* **What is being asked**:
All lines of the entries with "content" in them must be listed.

(Data entries)
== Segment start ==

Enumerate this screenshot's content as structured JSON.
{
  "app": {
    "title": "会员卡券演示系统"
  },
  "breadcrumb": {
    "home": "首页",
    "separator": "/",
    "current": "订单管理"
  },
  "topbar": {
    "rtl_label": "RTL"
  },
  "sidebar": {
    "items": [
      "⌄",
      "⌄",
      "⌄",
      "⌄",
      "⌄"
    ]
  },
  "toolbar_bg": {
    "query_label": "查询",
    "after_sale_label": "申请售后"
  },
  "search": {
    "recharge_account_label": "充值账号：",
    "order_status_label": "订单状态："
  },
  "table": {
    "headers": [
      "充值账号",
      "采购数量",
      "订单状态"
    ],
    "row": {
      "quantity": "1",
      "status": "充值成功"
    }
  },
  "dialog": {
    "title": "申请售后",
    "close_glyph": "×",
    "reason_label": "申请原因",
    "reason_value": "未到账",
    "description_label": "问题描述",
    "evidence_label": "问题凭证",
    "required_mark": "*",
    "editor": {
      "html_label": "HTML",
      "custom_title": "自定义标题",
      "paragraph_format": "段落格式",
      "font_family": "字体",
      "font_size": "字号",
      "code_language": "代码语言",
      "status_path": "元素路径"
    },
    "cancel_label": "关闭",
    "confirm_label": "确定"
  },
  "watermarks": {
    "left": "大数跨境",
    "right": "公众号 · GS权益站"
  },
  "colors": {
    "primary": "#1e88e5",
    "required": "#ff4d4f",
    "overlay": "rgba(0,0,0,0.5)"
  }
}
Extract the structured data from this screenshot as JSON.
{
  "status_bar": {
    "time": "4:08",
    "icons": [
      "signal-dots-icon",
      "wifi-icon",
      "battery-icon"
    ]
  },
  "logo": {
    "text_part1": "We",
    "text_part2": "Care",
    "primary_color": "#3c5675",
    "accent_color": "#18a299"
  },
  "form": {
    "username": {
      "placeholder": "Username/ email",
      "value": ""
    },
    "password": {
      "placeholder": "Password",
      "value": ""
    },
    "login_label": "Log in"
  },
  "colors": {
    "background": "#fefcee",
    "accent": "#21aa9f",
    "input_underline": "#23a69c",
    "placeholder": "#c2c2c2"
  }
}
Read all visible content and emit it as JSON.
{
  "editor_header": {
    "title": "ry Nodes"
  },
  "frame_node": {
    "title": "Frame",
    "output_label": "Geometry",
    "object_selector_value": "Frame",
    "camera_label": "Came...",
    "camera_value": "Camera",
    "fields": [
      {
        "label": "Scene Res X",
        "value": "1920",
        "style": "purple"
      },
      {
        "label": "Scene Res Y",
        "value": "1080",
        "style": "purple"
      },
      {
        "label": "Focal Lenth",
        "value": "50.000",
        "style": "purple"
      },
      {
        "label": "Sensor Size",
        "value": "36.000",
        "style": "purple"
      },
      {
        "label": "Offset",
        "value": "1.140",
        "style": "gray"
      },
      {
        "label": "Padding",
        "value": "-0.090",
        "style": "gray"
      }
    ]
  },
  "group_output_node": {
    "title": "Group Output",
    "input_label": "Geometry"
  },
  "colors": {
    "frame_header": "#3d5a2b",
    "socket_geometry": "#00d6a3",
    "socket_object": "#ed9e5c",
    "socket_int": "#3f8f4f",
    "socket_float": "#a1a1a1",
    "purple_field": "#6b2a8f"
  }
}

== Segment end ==

* **Solution to this problem**:
Enumerate this screenshot's content as structured JSON.
Read all visible content and emit it as JSON.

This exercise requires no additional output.